Board OKs removal of Wehr's Dam
In response to a proposal from the Wildlands Conservancy, South Whitehall commissioners approved the eventual removal of Wehr's Dam at Covered Bridge Park.
Action was recommended in the park's master plan prepared by consultant YSM and adopted by the board in February.
Constructed 110 years ago, the dam supplied power to a grist mill on the northeast side of the covered bridge.
Although the mill and a mill race were removed in the early1950s, the dam still exists, but its structure shows signs of aging.
At the June 4 meeting, Abigail Pattishall, vice president of conservation for the Wildlands Conservancy, commented on the now obsolete dam.
"Keeping this dam is not an option. It's a hunk of concrete," she said. "We want to plan a responsible way to take it out. The Wildlands Conservancy has been pushing dam removal for five years."
She explained removal of the dam will have environmental, economic, and public safety benefits.
"There are no negatives with removal," Pattishall said. "Streams weren't meant to be dammed."
She said dams create slow moving pools behind them. These become a biological dead zone conducive to invasive plants.
The dams stop or delay fish movements, degrade the health of flowing water ecosystems, and cause increased flooding, Pattishall explained.
She said dam removal is supported by a long list of environmental and recreation groups and agencies.
Public safety is another concern. The 7-foot high dam could cause liability issues for the township, Pattishall added.
She said the Wildlands Conservancy wants to seek grant funding to complete the engineering, design, and permitting work necessary to remove the dam and restore the stream corridor.
The study will include evaluation of the covered bridge abutments to see whether reinforcement will be necessary when the dam is taken away.
South Whitehall Zoning Officer Keith Zehner asked whether the plan to regrade the flood plain to its natural state will alter the flood lines on the township map.
"This is very important for the township relating to flood insurance," Zehner said. "It could affect FEMA and PEMA insurance rates, if flood lines change on the maps."
"I can't imagine the actual flood lines will be re-drawn," Pattishall replied. "This is a localized flood issue."
Township Engineer J. Ralph Russek Jr. said the extensive study proposed by Wildlands Conservancy will surely include an evaluation of flood plain boundaries.
When board President Christina "Tori Morgan" asked for staff comments, Director of Public Works Bob Ibach expressed his thoughts on the dam removal.
"We are ready to move ahead on this," Ibach said. "This study would be the next step in the covered bridge master plan."

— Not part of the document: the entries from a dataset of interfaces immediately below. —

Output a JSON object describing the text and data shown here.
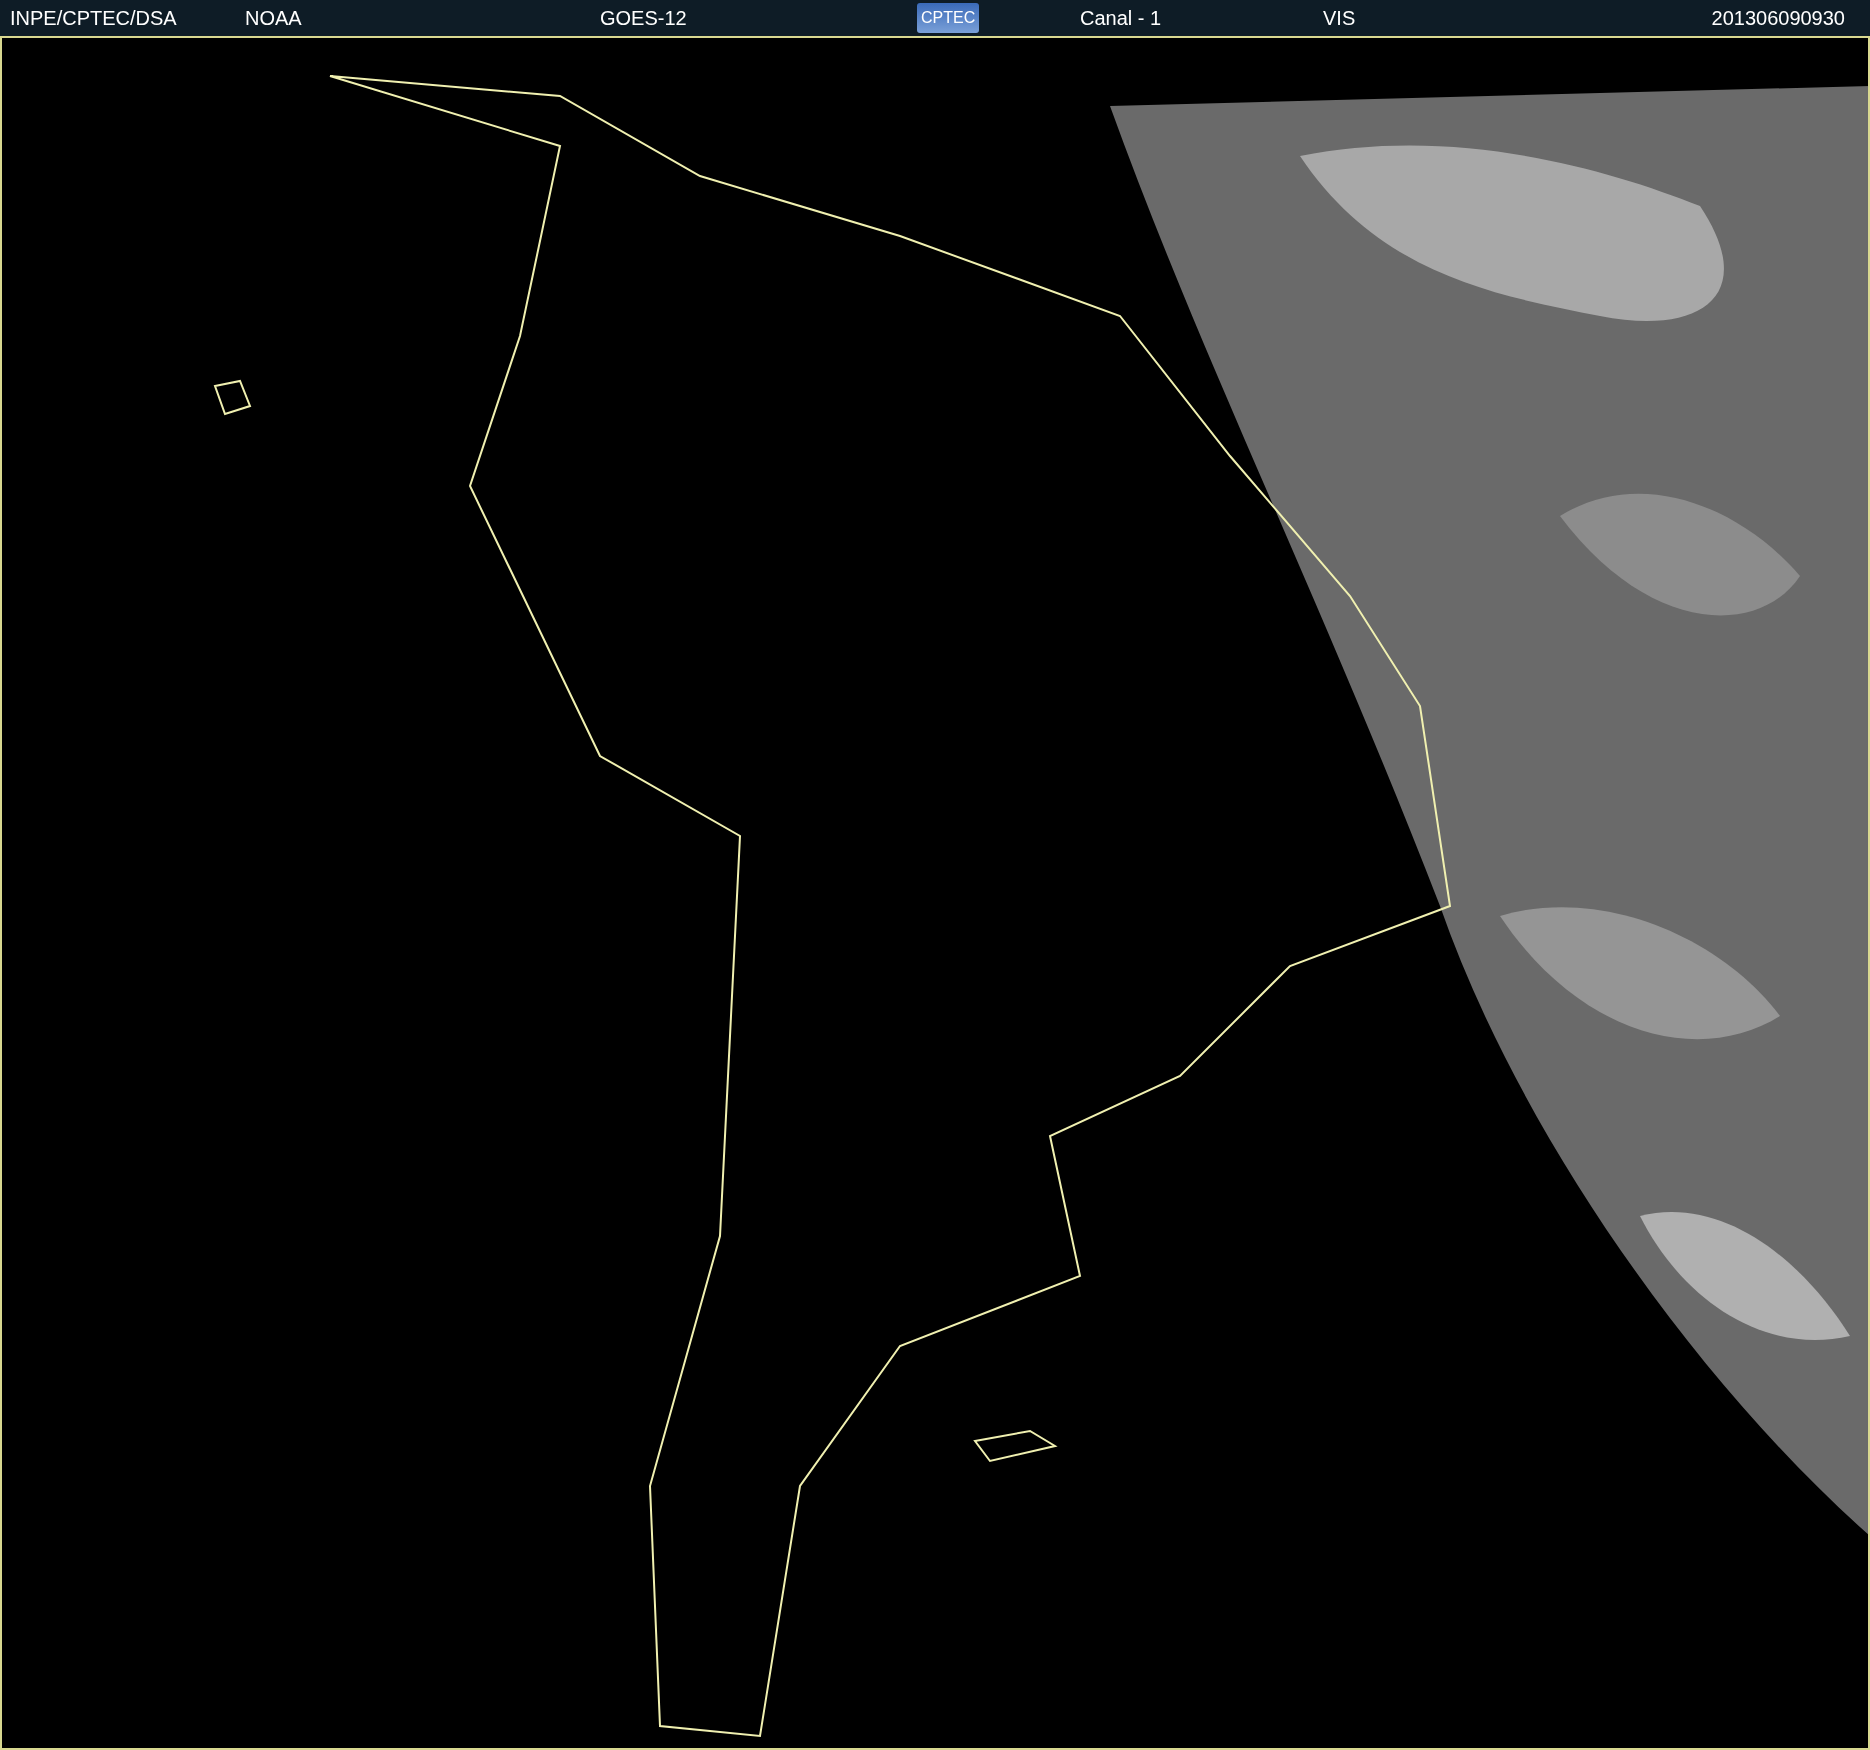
{
  "header": {
    "source": "INPE/CPTEC/DSA",
    "agency": "NOAA",
    "satellite": "GOES-12",
    "logo_text": "CPTEC",
    "channel": "Canal - 1",
    "band": "VIS",
    "timestamp": "201306090930"
  }
}
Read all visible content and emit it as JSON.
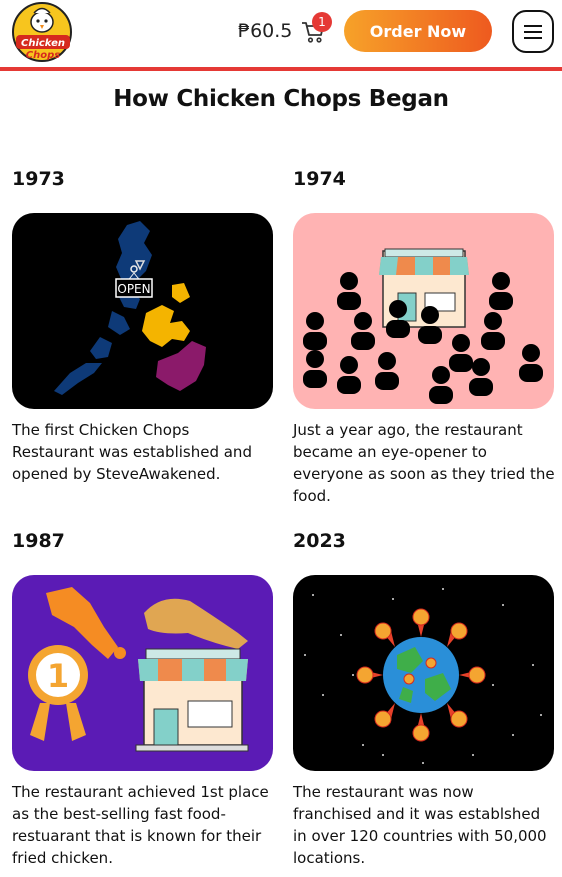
{
  "header": {
    "logo_top": "Chicken",
    "logo_bottom": "Chops",
    "price": "₱60.5",
    "cart_count": "1",
    "order_label": "Order Now"
  },
  "page_title": "How Chicken Chops Began",
  "timeline": [
    {
      "year": "1973",
      "image_sign": "OPEN",
      "text": "The first Chicken Chops Restaurant was established and opened by SteveAwakened."
    },
    {
      "year": "1974",
      "text": "Just a year ago, the restaurant became an eye-opener to everyone as soon as they tried the food."
    },
    {
      "year": "1987",
      "medal": "1",
      "text": "The restaurant achieved 1st place as the best-selling fast food-restuarant that is known for their fried chicken."
    },
    {
      "year": "2023",
      "text": "The restaurant was now franchised and it was establshed in over 120 countries with 50,000 locations."
    }
  ],
  "colors": {
    "accent_red": "#e53935",
    "order_orange": "#f28c28",
    "card_pink": "#ffb3b3",
    "card_purple": "#5b1bb5"
  }
}
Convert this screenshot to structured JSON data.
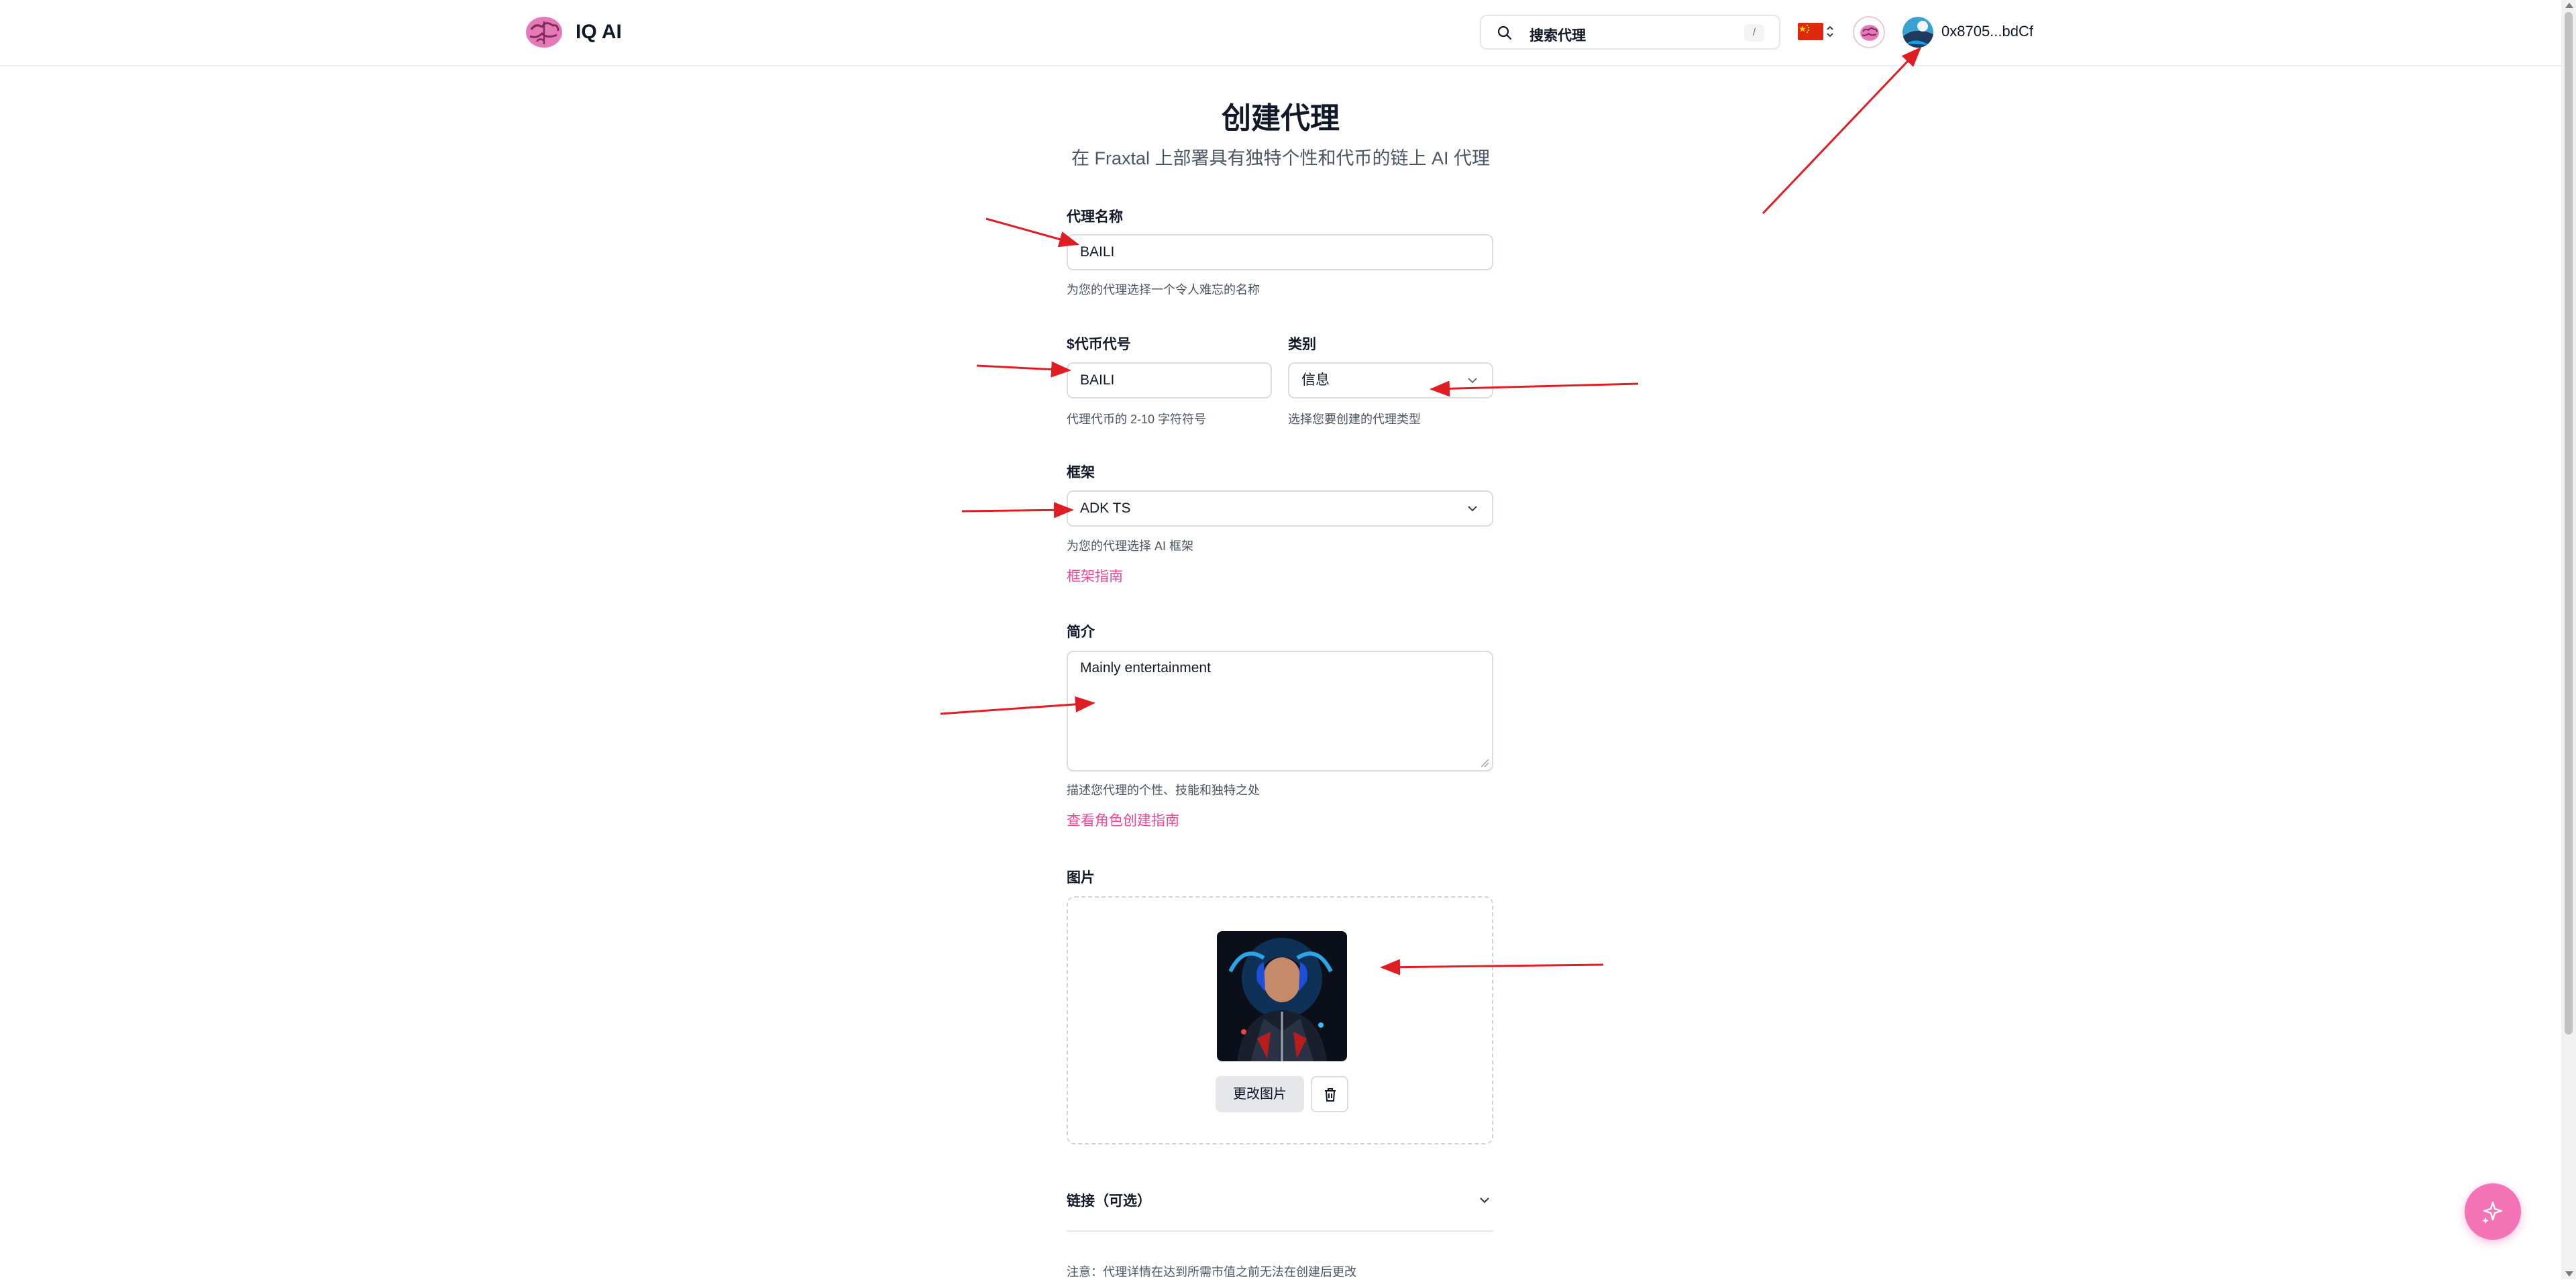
{
  "header": {
    "brand": "IQ AI",
    "search_placeholder": "搜索代理",
    "search_shortcut": "/",
    "language": "CN",
    "wallet_address": "0x8705...bdCf"
  },
  "page": {
    "title": "创建代理",
    "subtitle": "在 Fraxtal 上部署具有独特个性和代币的链上 AI 代理"
  },
  "form": {
    "name": {
      "label": "代理名称",
      "value": "BAILI",
      "help": "为您的代理选择一个令人难忘的名称"
    },
    "ticker": {
      "label": "$代币代号",
      "value": "BAILI",
      "help": "代理代币的 2-10 字符符号"
    },
    "category": {
      "label": "类别",
      "value": "信息",
      "help": "选择您要创建的代理类型"
    },
    "framework": {
      "label": "框架",
      "value": "ADK TS",
      "help": "为您的代理选择 AI 框架",
      "link": "框架指南"
    },
    "bio": {
      "label": "简介",
      "value": "Mainly entertainment",
      "help": "描述您代理的个性、技能和独特之处",
      "link": "查看角色创建指南"
    },
    "image": {
      "label": "图片",
      "change_button": "更改图片"
    },
    "links": {
      "label": "链接（可选）"
    },
    "note": "注意：代理详情在达到所需市值之前无法在创建后更改"
  },
  "colors": {
    "accent": "#ec4899",
    "annotation_arrow": "#e11d24"
  },
  "icons": {
    "logo": "brain-icon",
    "search": "search-icon",
    "flag": "china-flag-icon",
    "fab": "sparkles-icon",
    "delete": "trash-icon"
  }
}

Commissioners then granted approval for Wildlands Conservancy to proceed with grant applications for engineering and design of the dam removal project.
Pattishall said about two years of study and work will be needed before removal of the dam.
The study comes at no cost to the township.